Exercise aim:
The lines below should be written out again in full, exactly as they are.

(Excerpts from an interface dataset)
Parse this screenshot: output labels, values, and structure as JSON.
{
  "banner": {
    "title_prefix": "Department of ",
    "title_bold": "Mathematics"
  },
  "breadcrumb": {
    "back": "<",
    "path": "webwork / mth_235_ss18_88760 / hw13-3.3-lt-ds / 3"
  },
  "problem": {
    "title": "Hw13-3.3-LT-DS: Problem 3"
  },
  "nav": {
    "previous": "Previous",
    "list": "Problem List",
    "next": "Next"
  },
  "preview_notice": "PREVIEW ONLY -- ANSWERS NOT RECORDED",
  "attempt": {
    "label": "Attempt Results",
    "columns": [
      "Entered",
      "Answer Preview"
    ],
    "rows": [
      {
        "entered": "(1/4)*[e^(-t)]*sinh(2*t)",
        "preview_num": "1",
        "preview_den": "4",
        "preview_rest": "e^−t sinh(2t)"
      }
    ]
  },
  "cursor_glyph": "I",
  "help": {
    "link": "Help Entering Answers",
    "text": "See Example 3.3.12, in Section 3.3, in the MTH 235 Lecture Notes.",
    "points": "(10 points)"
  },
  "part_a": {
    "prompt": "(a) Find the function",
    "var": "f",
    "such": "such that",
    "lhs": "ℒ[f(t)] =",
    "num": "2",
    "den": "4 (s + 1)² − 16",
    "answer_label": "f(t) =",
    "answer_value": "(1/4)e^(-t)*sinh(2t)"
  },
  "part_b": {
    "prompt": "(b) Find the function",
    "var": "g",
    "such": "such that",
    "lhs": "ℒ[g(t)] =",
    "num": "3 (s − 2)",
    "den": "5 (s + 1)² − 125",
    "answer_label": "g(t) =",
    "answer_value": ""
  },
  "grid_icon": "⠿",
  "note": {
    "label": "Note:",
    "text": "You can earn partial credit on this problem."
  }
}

Reply to the exercise:
Parse this screenshot: output labels, values, and structure as JSON.
{
  "banner": {
    "title_prefix": "Department of ",
    "title_bold": "Mathematics"
  },
  "breadcrumb": {
    "back": "<",
    "path": "webwork / mth_235_ss18_88760 / hw13-3.3-lt-ds / 3"
  },
  "problem": {
    "title": "Hw13-3.3-LT-DS: Problem 3"
  },
  "nav": {
    "previous": "Previous",
    "list": "Problem List",
    "next": "Next"
  },
  "preview_notice": "PREVIEW ONLY -- ANSWERS NOT RECORDED",
  "attempt": {
    "label": "Attempt Results",
    "columns": [
      "Entered",
      "Answer Preview"
    ],
    "rows": [
      {
        "entered": "(1/4)*[e^(-t)]*sinh(2*t)",
        "preview_num": "1",
        "preview_den": "4",
        "preview_rest": "e^−t sinh(2t)"
      }
    ]
  },
  "cursor_glyph": "I",
  "help": {
    "link": "Help Entering Answers",
    "text": "See Example 3.3.12, in Section 3.3, in the MTH 235 Lecture Notes.",
    "points": "(10 points)"
  },
  "part_a": {
    "prompt": "(a) Find the function",
    "var": "f",
    "such": "such that",
    "lhs": "ℒ[f(t)] =",
    "num": "2",
    "den": "4 (s + 1)² − 16",
    "answer_label": "f(t) =",
    "answer_value": "(1/4)e^(-t)*sinh(2t)"
  },
  "part_b": {
    "prompt": "(b) Find the function",
    "var": "g",
    "such": "such that",
    "lhs": "ℒ[g(t)] =",
    "num": "3 (s − 2)",
    "den": "5 (s + 1)² − 125",
    "answer_label": "g(t) =",
    "answer_value": ""
  },
  "grid_icon": "⠿",
  "note": {
    "label": "Note:",
    "text": "You can earn partial credit on this problem."
  }
}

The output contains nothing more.